• _Exercise prompt_
Go through the listing and write out each line exactly.

━━ Supplied records ━━

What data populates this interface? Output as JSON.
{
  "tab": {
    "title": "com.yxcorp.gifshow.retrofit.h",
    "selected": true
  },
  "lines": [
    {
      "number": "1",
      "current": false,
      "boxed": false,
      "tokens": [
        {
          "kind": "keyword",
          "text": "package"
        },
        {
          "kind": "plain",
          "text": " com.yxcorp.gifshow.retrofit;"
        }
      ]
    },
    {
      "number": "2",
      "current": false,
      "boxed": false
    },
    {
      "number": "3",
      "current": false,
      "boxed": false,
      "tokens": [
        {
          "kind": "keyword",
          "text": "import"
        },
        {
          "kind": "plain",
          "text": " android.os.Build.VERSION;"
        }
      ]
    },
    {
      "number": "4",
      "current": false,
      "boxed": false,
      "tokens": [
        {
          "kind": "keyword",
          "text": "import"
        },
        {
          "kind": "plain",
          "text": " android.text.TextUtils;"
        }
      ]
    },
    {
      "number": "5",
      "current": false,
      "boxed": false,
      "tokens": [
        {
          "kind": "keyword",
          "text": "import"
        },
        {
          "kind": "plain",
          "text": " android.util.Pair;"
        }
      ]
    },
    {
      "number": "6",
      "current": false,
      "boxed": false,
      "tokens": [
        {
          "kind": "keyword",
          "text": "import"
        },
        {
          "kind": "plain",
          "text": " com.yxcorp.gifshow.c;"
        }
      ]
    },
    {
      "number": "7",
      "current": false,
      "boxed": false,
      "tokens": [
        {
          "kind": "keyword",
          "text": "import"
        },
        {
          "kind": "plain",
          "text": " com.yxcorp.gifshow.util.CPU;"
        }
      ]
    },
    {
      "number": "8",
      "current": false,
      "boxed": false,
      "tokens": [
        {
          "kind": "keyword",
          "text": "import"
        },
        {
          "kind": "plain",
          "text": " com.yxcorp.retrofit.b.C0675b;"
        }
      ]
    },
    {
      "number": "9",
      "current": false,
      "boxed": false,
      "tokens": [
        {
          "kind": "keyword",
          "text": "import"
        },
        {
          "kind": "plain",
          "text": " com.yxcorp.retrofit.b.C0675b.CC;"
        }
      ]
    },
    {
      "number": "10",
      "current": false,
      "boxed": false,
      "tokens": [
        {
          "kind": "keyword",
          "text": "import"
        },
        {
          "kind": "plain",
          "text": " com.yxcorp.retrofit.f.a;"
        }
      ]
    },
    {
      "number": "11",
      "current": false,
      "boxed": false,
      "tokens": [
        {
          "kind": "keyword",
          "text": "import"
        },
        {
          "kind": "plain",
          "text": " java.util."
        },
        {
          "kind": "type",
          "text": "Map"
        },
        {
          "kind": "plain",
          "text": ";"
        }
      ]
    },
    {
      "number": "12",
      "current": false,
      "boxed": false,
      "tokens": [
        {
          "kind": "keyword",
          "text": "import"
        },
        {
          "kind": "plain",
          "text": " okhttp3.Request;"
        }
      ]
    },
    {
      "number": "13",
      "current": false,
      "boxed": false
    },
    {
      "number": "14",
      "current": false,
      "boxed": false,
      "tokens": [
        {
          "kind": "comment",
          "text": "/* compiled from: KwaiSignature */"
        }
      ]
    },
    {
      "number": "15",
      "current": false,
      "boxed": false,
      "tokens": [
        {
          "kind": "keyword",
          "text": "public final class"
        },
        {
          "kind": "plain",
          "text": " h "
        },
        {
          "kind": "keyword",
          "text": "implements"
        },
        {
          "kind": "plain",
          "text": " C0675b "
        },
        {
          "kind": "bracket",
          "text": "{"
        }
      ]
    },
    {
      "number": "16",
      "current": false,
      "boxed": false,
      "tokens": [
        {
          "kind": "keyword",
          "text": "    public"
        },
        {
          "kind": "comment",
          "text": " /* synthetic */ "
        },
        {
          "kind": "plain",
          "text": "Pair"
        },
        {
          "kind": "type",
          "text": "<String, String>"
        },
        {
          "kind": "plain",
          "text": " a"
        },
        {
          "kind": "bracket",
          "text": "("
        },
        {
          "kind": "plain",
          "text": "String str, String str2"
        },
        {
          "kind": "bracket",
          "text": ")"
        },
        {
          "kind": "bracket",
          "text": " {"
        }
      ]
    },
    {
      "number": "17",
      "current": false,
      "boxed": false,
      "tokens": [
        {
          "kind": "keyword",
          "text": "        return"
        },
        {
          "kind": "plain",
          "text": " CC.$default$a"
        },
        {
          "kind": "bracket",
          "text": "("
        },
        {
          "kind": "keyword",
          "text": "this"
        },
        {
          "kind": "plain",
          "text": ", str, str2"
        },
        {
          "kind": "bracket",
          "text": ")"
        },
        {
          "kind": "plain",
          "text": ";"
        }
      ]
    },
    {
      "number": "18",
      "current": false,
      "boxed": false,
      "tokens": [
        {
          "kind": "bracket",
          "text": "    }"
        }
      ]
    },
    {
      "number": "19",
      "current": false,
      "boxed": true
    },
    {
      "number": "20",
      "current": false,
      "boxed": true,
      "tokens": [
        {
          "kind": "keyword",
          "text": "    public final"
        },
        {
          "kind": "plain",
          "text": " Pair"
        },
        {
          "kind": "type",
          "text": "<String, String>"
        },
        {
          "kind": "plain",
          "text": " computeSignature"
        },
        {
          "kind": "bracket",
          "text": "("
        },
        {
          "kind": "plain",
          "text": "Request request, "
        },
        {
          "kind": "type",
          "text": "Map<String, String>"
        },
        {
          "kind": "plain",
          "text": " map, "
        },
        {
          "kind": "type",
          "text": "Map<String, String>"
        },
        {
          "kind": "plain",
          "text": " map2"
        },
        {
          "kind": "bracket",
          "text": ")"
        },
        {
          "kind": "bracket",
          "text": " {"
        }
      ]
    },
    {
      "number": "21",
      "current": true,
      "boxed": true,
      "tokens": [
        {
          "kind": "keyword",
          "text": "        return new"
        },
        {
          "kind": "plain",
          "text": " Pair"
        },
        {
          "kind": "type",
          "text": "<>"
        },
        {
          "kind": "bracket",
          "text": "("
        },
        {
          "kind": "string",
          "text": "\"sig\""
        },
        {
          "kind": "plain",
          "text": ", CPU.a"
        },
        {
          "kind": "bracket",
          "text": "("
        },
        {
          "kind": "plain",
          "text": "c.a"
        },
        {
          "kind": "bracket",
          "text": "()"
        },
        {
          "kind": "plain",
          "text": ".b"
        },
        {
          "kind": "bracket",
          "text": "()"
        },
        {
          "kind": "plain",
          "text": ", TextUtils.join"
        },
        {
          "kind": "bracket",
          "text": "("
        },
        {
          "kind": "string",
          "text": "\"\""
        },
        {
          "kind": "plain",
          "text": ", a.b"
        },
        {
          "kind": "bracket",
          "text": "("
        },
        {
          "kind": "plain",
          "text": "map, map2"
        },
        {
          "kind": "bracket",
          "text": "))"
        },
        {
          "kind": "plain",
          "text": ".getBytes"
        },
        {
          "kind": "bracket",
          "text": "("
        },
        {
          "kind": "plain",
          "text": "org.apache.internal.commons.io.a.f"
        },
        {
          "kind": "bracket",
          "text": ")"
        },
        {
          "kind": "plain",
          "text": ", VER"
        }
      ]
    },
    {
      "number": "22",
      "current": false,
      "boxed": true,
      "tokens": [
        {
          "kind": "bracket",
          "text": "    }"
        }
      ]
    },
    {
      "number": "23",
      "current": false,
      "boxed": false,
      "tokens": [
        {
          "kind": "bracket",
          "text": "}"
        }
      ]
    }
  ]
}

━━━

• _Exercise output_
What data populates this interface? Output as JSON.
{
  "tab": {
    "title": "com.yxcorp.gifshow.retrofit.h",
    "selected": true
  },
  "lines": [
    {
      "number": "1",
      "current": false,
      "boxed": false,
      "tokens": [
        {
          "kind": "keyword",
          "text": "package"
        },
        {
          "kind": "plain",
          "text": " com.yxcorp.gifshow.retrofit;"
        }
      ]
    },
    {
      "number": "2",
      "current": false,
      "boxed": false
    },
    {
      "number": "3",
      "current": false,
      "boxed": false,
      "tokens": [
        {
          "kind": "keyword",
          "text": "import"
        },
        {
          "kind": "plain",
          "text": " android.os.Build.VERSION;"
        }
      ]
    },
    {
      "number": "4",
      "current": false,
      "boxed": false,
      "tokens": [
        {
          "kind": "keyword",
          "text": "import"
        },
        {
          "kind": "plain",
          "text": " android.text.TextUtils;"
        }
      ]
    },
    {
      "number": "5",
      "current": false,
      "boxed": false,
      "tokens": [
        {
          "kind": "keyword",
          "text": "import"
        },
        {
          "kind": "plain",
          "text": " android.util.Pair;"
        }
      ]
    },
    {
      "number": "6",
      "current": false,
      "boxed": false,
      "tokens": [
        {
          "kind": "keyword",
          "text": "import"
        },
        {
          "kind": "plain",
          "text": " com.yxcorp.gifshow.c;"
        }
      ]
    },
    {
      "number": "7",
      "current": false,
      "boxed": false,
      "tokens": [
        {
          "kind": "keyword",
          "text": "import"
        },
        {
          "kind": "plain",
          "text": " com.yxcorp.gifshow.util.CPU;"
        }
      ]
    },
    {
      "number": "8",
      "current": false,
      "boxed": false,
      "tokens": [
        {
          "kind": "keyword",
          "text": "import"
        },
        {
          "kind": "plain",
          "text": " com.yxcorp.retrofit.b.C0675b;"
        }
      ]
    },
    {
      "number": "9",
      "current": false,
      "boxed": false,
      "tokens": [
        {
          "kind": "keyword",
          "text": "import"
        },
        {
          "kind": "plain",
          "text": " com.yxcorp.retrofit.b.C0675b.CC;"
        }
      ]
    },
    {
      "number": "10",
      "current": false,
      "boxed": false,
      "tokens": [
        {
          "kind": "keyword",
          "text": "import"
        },
        {
          "kind": "plain",
          "text": " com.yxcorp.retrofit.f.a;"
        }
      ]
    },
    {
      "number": "11",
      "current": false,
      "boxed": false,
      "tokens": [
        {
          "kind": "keyword",
          "text": "import"
        },
        {
          "kind": "plain",
          "text": " java.util."
        },
        {
          "kind": "type",
          "text": "Map"
        },
        {
          "kind": "plain",
          "text": ";"
        }
      ]
    },
    {
      "number": "12",
      "current": false,
      "boxed": false,
      "tokens": [
        {
          "kind": "keyword",
          "text": "import"
        },
        {
          "kind": "plain",
          "text": " okhttp3.Request;"
        }
      ]
    },
    {
      "number": "13",
      "current": false,
      "boxed": false
    },
    {
      "number": "14",
      "current": false,
      "boxed": false,
      "tokens": [
        {
          "kind": "comment",
          "text": "/* compiled from: KwaiSignature */"
        }
      ]
    },
    {
      "number": "15",
      "current": false,
      "boxed": false,
      "tokens": [
        {
          "kind": "keyword",
          "text": "public final class"
        },
        {
          "kind": "plain",
          "text": " h "
        },
        {
          "kind": "keyword",
          "text": "implements"
        },
        {
          "kind": "plain",
          "text": " C0675b "
        },
        {
          "kind": "bracket",
          "text": "{"
        }
      ]
    },
    {
      "number": "16",
      "current": false,
      "boxed": false,
      "tokens": [
        {
          "kind": "keyword",
          "text": "    public"
        },
        {
          "kind": "comment",
          "text": " /* synthetic */ "
        },
        {
          "kind": "plain",
          "text": "Pair"
        },
        {
          "kind": "type",
          "text": "<String, String>"
        },
        {
          "kind": "plain",
          "text": " a"
        },
        {
          "kind": "bracket",
          "text": "("
        },
        {
          "kind": "plain",
          "text": "String str, String str2"
        },
        {
          "kind": "bracket",
          "text": ")"
        },
        {
          "kind": "bracket",
          "text": " {"
        }
      ]
    },
    {
      "number": "17",
      "current": false,
      "boxed": false,
      "tokens": [
        {
          "kind": "keyword",
          "text": "        return"
        },
        {
          "kind": "plain",
          "text": " CC.$default$a"
        },
        {
          "kind": "bracket",
          "text": "("
        },
        {
          "kind": "keyword",
          "text": "this"
        },
        {
          "kind": "plain",
          "text": ", str, str2"
        },
        {
          "kind": "bracket",
          "text": ")"
        },
        {
          "kind": "plain",
          "text": ";"
        }
      ]
    },
    {
      "number": "18",
      "current": false,
      "boxed": false,
      "tokens": [
        {
          "kind": "bracket",
          "text": "    }"
        }
      ]
    },
    {
      "number": "19",
      "current": false,
      "boxed": true
    },
    {
      "number": "20",
      "current": false,
      "boxed": true,
      "tokens": [
        {
          "kind": "keyword",
          "text": "    public final"
        },
        {
          "kind": "plain",
          "text": " Pair"
        },
        {
          "kind": "type",
          "text": "<String, String>"
        },
        {
          "kind": "plain",
          "text": " computeSignature"
        },
        {
          "kind": "bracket",
          "text": "("
        },
        {
          "kind": "plain",
          "text": "Request request, "
        },
        {
          "kind": "type",
          "text": "Map<String, String>"
        },
        {
          "kind": "plain",
          "text": " map, "
        },
        {
          "kind": "type",
          "text": "Map<String, String>"
        },
        {
          "kind": "plain",
          "text": " map2"
        },
        {
          "kind": "bracket",
          "text": ")"
        },
        {
          "kind": "bracket",
          "text": " {"
        }
      ]
    },
    {
      "number": "21",
      "current": true,
      "boxed": true,
      "tokens": [
        {
          "kind": "keyword",
          "text": "        return new"
        },
        {
          "kind": "plain",
          "text": " Pair"
        },
        {
          "kind": "type",
          "text": "<>"
        },
        {
          "kind": "bracket",
          "text": "("
        },
        {
          "kind": "string",
          "text": "\"sig\""
        },
        {
          "kind": "plain",
          "text": ", CPU.a"
        },
        {
          "kind": "bracket",
          "text": "("
        },
        {
          "kind": "plain",
          "text": "c.a"
        },
        {
          "kind": "bracket",
          "text": "()"
        },
        {
          "kind": "plain",
          "text": ".b"
        },
        {
          "kind": "bracket",
          "text": "()"
        },
        {
          "kind": "plain",
          "text": ", TextUtils.join"
        },
        {
          "kind": "bracket",
          "text": "("
        },
        {
          "kind": "string",
          "text": "\"\""
        },
        {
          "kind": "plain",
          "text": ", a.b"
        },
        {
          "kind": "bracket",
          "text": "("
        },
        {
          "kind": "plain",
          "text": "map, map2"
        },
        {
          "kind": "bracket",
          "text": "))"
        },
        {
          "kind": "plain",
          "text": ".getBytes"
        },
        {
          "kind": "bracket",
          "text": "("
        },
        {
          "kind": "plain",
          "text": "org.apache.internal.commons.io.a.f"
        },
        {
          "kind": "bracket",
          "text": ")"
        },
        {
          "kind": "plain",
          "text": ", VER"
        }
      ]
    },
    {
      "number": "22",
      "current": false,
      "boxed": true,
      "tokens": [
        {
          "kind": "bracket",
          "text": "    }"
        }
      ]
    },
    {
      "number": "23",
      "current": false,
      "boxed": false,
      "tokens": [
        {
          "kind": "bracket",
          "text": "}"
        }
      ]
    }
  ]
}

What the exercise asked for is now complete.